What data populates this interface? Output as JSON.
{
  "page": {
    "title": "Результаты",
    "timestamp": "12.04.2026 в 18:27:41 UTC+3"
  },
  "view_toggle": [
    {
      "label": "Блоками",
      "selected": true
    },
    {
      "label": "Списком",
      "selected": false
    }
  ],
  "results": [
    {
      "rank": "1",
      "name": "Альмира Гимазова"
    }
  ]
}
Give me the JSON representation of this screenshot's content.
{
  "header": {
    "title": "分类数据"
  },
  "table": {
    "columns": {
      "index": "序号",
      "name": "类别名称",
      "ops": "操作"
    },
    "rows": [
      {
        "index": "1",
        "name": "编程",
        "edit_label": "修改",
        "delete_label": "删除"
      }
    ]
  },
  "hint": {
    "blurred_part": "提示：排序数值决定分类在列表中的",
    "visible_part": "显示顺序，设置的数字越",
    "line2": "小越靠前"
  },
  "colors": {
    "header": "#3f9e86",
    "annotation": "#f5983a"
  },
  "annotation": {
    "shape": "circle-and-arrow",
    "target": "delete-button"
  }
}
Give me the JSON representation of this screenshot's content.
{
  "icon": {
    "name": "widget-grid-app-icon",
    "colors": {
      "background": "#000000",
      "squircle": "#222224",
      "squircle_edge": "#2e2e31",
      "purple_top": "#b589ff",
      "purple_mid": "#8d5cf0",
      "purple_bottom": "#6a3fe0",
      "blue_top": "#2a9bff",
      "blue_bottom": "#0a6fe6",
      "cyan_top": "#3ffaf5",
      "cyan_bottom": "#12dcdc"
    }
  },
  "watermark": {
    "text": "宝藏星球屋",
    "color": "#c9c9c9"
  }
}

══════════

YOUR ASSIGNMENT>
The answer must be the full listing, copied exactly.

TASK OUTPUT>
What data populates this interface? Output as JSON.
{
  "page": {
    "title": "Результаты",
    "timestamp": "12.04.2026 в 18:27:41 UTC+3"
  },
  "view_toggle": [
    {
      "label": "Блоками",
      "selected": true
    },
    {
      "label": "Списком",
      "selected": false
    }
  ],
  "results": [
    {
      "rank": "1",
      "name": "Альмира Гимазова"
    }
  ]
}
Give me the JSON representation of this screenshot's content.
{
  "header": {
    "title": "分类数据"
  },
  "table": {
    "columns": {
      "index": "序号",
      "name": "类别名称",
      "ops": "操作"
    },
    "rows": [
      {
        "index": "1",
        "name": "编程",
        "edit_label": "修改",
        "delete_label": "删除"
      }
    ]
  },
  "hint": {
    "blurred_part": "提示：排序数值决定分类在列表中的",
    "visible_part": "显示顺序，设置的数字越",
    "line2": "小越靠前"
  },
  "colors": {
    "header": "#3f9e86",
    "annotation": "#f5983a"
  },
  "annotation": {
    "shape": "circle-and-arrow",
    "target": "delete-button"
  }
}
Give me the JSON representation of this screenshot's content.
{
  "icon": {
    "name": "widget-grid-app-icon",
    "colors": {
      "background": "#000000",
      "squircle": "#222224",
      "squircle_edge": "#2e2e31",
      "purple_top": "#b589ff",
      "purple_mid": "#8d5cf0",
      "purple_bottom": "#6a3fe0",
      "blue_top": "#2a9bff",
      "blue_bottom": "#0a6fe6",
      "cyan_top": "#3ffaf5",
      "cyan_bottom": "#12dcdc"
    }
  },
  "watermark": {
    "text": "宝藏星球屋",
    "color": "#c9c9c9"
  }
}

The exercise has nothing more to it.